It was simple to construct with ActiveCampaign, but impossible when I was with MailChimp. I don’t do that approach. My e-mail course is manually synced with this countdown timer on my website. You have to register by Friday night, and a new course starts each Monday early morning. When I initially tried this method, I was on MailChimp.

Here’s the automation I use to invite brand-new students to my Style Pitfalls course. There’s a couple of things going on here: The automation sends all contacts a “welcome e-mail ().” The automation validates that it’s not Friday. If it’s not Friday, the automation waits until it is Friday. At 11am, it sends a “pump up” e-mail to get the trainees ready for next week’s course, and encourage them to share it with buddies.

The contact will start getting lessons the following Monday morning. If it is Friday and after 7pm, the contact missed registration for next week’s class. They’ll get the pump up email the following Friday early morning, and lessons the Monday after that. It was impossible for me to automate this with MailChimp.

When I run a webinar, I don’t want to send the same email to every person on my list. I wish to send them the appropriate e-mail for their level of engagement – . . Here’s the automation I use to promote an evergreen webinar: First it verifies that they have not already bought the product I pitch in the webinar.

Then it sends out a series of e-mails to get them interested in the webinar, and to motivate them to sign up. If they register, they right away struck the “Goal” toward completion of the webinar, and the automation ends. If they don’t sign up, they get added to an automation promoting a rebroadcast of the webinar. .

This allows me to tailor my messaging, in other automations, based upon the contact’s engagement with the webinar.
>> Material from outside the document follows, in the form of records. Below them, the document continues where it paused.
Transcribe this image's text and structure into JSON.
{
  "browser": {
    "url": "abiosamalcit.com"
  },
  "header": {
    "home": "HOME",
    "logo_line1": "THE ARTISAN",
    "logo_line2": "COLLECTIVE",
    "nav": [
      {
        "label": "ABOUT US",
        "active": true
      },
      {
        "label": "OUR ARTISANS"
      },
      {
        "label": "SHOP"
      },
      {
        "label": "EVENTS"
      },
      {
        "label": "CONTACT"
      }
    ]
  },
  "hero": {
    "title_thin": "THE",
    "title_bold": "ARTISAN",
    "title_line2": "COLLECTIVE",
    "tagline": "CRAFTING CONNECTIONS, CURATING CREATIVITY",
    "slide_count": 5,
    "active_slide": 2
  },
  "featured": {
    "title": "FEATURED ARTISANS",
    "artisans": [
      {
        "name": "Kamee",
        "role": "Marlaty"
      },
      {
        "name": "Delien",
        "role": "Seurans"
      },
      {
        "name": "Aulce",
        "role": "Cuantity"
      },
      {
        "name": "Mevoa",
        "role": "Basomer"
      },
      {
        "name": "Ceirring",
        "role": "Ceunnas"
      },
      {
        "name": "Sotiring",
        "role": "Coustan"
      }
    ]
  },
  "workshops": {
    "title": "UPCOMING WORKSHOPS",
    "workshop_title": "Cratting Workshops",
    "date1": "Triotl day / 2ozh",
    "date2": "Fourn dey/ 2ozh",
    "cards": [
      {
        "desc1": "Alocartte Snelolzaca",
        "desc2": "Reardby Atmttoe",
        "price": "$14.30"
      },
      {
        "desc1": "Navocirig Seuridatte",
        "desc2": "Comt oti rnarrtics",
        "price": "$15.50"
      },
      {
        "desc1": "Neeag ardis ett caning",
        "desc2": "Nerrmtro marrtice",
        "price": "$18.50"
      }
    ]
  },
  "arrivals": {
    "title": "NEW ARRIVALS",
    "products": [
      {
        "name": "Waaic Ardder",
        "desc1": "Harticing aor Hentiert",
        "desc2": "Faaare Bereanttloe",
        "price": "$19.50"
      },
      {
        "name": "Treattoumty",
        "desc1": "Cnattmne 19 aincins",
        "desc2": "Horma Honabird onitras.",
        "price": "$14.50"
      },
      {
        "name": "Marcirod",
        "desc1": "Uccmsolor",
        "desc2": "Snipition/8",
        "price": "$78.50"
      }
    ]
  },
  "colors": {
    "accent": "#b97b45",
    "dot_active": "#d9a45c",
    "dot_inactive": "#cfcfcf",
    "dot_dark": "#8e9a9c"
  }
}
Here’s the WebinarJam combination panel: I can add tags based upon whether the contact registered, participated in, missed, or based upon how long they stayed in the webinar. These tags can then trigger automations within ActiveCampaign.

It costs me cash, and it makes it most likely that my emails go to spam or Gmail’s promos tab. People who don’t open my emails make it harder for other emails to get to individuals who actually want them! The “Pro” plan of ActiveCampaign has lead scoring integrated in.
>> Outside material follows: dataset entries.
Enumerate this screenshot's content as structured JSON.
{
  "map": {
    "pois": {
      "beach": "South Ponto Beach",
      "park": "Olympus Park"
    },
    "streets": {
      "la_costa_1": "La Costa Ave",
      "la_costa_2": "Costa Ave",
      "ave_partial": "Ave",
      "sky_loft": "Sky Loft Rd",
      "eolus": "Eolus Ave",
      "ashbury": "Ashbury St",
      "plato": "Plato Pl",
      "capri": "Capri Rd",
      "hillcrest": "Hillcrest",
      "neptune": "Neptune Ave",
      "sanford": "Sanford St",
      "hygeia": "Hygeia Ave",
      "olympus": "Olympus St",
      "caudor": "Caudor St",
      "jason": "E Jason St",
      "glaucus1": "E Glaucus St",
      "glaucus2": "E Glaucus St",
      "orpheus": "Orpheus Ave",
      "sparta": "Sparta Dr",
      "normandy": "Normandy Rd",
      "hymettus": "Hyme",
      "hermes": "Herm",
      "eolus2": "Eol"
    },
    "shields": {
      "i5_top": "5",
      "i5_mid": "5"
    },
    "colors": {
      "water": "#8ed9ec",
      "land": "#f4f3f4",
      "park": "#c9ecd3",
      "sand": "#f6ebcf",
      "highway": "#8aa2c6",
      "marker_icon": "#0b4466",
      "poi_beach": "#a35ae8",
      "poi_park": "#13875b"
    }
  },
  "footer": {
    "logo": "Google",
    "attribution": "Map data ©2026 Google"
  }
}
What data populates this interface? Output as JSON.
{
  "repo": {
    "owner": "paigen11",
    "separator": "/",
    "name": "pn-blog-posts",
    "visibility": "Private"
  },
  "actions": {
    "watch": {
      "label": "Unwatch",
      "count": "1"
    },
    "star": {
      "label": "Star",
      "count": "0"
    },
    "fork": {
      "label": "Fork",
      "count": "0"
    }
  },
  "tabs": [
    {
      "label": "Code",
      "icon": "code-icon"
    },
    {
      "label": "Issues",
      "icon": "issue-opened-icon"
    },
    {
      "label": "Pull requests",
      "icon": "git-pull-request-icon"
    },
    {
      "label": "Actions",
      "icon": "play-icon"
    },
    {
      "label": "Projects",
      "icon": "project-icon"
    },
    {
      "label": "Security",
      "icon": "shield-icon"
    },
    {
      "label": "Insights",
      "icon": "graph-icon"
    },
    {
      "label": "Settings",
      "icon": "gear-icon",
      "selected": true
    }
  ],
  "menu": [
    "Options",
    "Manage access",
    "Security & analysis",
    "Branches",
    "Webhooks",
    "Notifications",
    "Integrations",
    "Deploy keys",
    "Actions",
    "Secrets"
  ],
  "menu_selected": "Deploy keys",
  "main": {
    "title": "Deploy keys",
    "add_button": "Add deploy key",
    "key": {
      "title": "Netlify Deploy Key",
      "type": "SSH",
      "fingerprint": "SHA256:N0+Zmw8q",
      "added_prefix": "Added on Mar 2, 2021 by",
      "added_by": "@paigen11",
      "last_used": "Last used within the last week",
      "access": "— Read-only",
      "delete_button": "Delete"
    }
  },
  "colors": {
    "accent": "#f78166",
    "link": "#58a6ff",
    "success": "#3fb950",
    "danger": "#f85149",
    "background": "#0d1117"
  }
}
Here’s an automation I got from ActiveCampaign’s library of automations, which I utilize to inform which contacts aren’t engaging with my emails. When a contact subscribes, this automation includes a “0 days” tag. As time passes, it adds new tags for 7 days, one month, 60 days, etc Each time they open an email, a different automation removes them from this automation, gets rid of all of those tags, and starts this automation over again.

This automation can be overwhelming initially, and this is among those cases where I wish ActiveCampaign had a more out-of-the-box option. But, due to the fact that you can do anything with ActiveCampaign, often you have to construct things from scratch. ActiveCampaign has an alternative to erase inactive customers, which I do not recommend.

Some subscribers don’t have tracking switched on, so their opens aren’t taped. Others still want to be subscribed however have actually been busy. Here’s my reactivation series: I send one email asking if they still wish to be subscribed, and briefly discussing why I keep my email list tidy. In one week, I send them another email (if they already clicked on the verification link in the previous e-mail, they’ve already been removed from the automation utilizing a different automation) – .

The automation then unsubscribes them. My e-mails likewise have a link to a type where they can enter their email address to let me know that they don’t have tracking made it possible for. This type adds a tag that I use to filter those contacts out. . I used to add this tag when they clicked on a link, however when people do not have tracking on, it makes those links not work so reliably! I just send out a simple “do you still desire my emails?” verification.